Languages have cultural, spiritual, and emotional implications in societies beyond communication. They contain values and traditions passed down for generations.
When languages are lost, an entire culture can fall into oblivion. So what are the real implications of a language becoming extinct?
1500 Languages Could Be Lost In The Next 100 Years
According to a Nature Ecology and Evolution article, 1,500 languages and dialects are at high risk of loss by the end of the century. Of the 7,000 languages in the world, almost a quarter are endangered, and with them, the entire cultural heritage of hundreds of communities. Language loss could triple over the next 40 years without immediate intervention, according to research from the Australian National University.
The reasons for which some languages and their cultures have been endangered are multiple, one of them being the lack of support from the educational system to encourage and promote bilingual education. The practice and teaching of only dominant regional languages in regions with more than one dialect affects their preservation. High road density was also associated with this issue because dominant dialects ” steamroll” over smaller ones. These factors are a direct consequence of globalization, colonization, and socioeconomic changes.

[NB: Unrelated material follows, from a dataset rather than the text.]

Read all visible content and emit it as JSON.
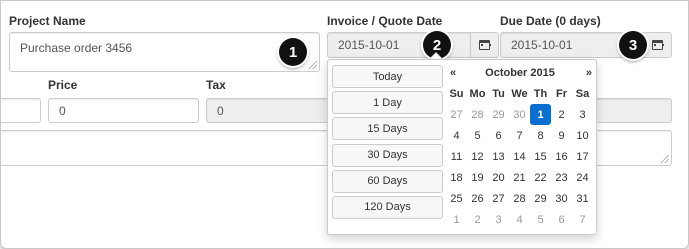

According to a UNESCO study, Africa, Eastern, and Central Siberia, Northern Australia, and Central America are the areas with the larger number of languages at risk of extinction.
Africa is the most linguistically diverse continent, with more than 2,000 languages. Each of them is a tribute to the creativity of human minds and a fascinating solution to communication problems throughout history. It is essential to work towards the preservation of historical languages.
Translators & Interpreters Mission
A language is a way of preserving history, customs, and heritage. When a language is preserved, it allows a whole culture to remain alive.
As translators and interpreters, we must promote bilingual education and collaborate in language documentation programs beyond the provision of services. Encouraging our communities to learn other languages and doing our part as professionals to preserve languages is crucial to maintaining diversity.
Assisting documentation and research in any way we can is a perfect way to help these endangered cultures. Conversational translations, legal interpreting, assisting in remote meetings, contacting people who speak these languages or learn from them, and hosting conferences to discuss these issues are great ways to help build a stronger future for these languages.
Helping endangered language communities remains a social responsibility. Translators, interpreters, and linguists must act to preserve cultures and languages, from A to Z.